Egyptian warplanes carried out strikes against suspected terrorist targets in the volatile North Sinai region, the military said Saturday, as the toll from the country’s worst attack by suspected Islamist extremists within memory rose to at least 305 dead and 128 injured.
President Abdul Fattah Sisi has vowed to respond with “extreme force” to the devastating assault on a North Sinai mosque, in which gunmen set off explosives and sprayed worshippers with gunfire during Friday prayers. But the country’s security forces have been battling a simmering Islamist insurgency in the region for years, and it was not immediately clear what new steps might be planned.
The military said its forces chased down and destroyed a number of vehicles used in the attack, killing their occupants. War planes also destroyed suspected “terrorist hideouts” containing weapons, ammunition, explosive materials and what were described as “administrative necessities,” it said.
No group has claimed responsibility for Friday’s attack. But a statement issued by the office of Egypt’s chief prosecutor, Nabil Sadeq, said at least one of the assailants was carrying a black Islamic State flag.

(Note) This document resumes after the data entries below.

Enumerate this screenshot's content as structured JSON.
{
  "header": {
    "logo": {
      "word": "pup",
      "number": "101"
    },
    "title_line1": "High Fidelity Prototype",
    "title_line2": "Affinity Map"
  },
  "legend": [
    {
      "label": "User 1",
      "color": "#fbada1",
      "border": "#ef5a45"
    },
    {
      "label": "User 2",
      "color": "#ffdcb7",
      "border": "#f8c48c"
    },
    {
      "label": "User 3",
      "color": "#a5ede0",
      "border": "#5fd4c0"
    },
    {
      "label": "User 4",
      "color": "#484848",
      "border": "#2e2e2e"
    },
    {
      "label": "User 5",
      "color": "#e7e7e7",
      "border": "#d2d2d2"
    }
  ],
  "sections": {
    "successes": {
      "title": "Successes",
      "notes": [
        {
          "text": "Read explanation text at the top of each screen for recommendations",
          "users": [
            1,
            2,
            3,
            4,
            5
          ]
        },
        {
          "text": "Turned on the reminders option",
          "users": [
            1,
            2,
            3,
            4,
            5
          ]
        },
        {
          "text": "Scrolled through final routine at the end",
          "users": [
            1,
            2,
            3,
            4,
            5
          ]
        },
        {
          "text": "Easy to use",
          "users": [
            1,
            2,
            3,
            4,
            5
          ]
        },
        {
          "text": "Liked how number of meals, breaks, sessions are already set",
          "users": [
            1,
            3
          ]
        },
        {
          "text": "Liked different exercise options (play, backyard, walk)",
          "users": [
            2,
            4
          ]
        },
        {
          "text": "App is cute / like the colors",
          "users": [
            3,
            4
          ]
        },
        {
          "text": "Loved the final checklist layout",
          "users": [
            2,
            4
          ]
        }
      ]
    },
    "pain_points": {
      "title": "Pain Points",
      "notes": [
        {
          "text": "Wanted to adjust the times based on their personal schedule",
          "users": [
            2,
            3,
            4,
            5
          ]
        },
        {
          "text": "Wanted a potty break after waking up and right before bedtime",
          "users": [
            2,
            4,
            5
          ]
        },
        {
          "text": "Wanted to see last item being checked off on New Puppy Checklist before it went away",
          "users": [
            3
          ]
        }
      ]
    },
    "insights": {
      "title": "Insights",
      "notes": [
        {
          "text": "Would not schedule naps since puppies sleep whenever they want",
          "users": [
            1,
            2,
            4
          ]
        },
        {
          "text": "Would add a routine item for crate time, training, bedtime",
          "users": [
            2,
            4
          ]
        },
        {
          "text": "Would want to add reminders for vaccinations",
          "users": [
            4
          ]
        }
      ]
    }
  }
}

The group’s local affiliate, known as Sinai Province, has carried out deadly attacks against police, soldiers and members of the country’s Coptic Christian minority. But the militants have not previously staged a major assault on a Muslim place of worship.
The mosque targeted Friday is frequented by Sufi Muslims, followers of a mystical branch of Islam that is deemed to be heretical by Islamic State and other Sunni extremists. Many of those who worship there are members of the Sawarka tribe, who are generally viewed as supportive of the government and have refused to cooperate with the militants.
The prosecution office’s statement provided new details about how the attack unfolded Friday.
Between 25 and 30 assailants arrived at the mosque in the small town of Bir Abed in five off-road vehicles and took up positions at its main gate and in its 12 windows, the statement said.
As the imam began to deliver his sermon, worshipers heard heavy gunfire and loud explosions coming from outside the building before the assailants stormed inside and opened fire with automatic weapons. Some were masked, while others sported thick beards and were dressed in camouflage trousers and black t-shirts, according to witnesses interviewed by investigators.
The assailants set fire to seven vehicles belonging to worshipers that were parked outside the mosque, the statement said.
Among the 305 people killed were 27 children, according to the prosecutor’s office. Hundreds of grieving residents took part in funerals for the dead Saturday.
Sisi ordered that a mausoleum be built to honor the victims.
Special correspondent Medhat reported from Cairo and Times staff writer Zavis from Beirut.
UPDATES: 10:00 a.m.: This article was updated with staff reporting including new details about Friday’s attack.
This article was originally published at 3:35 a.m.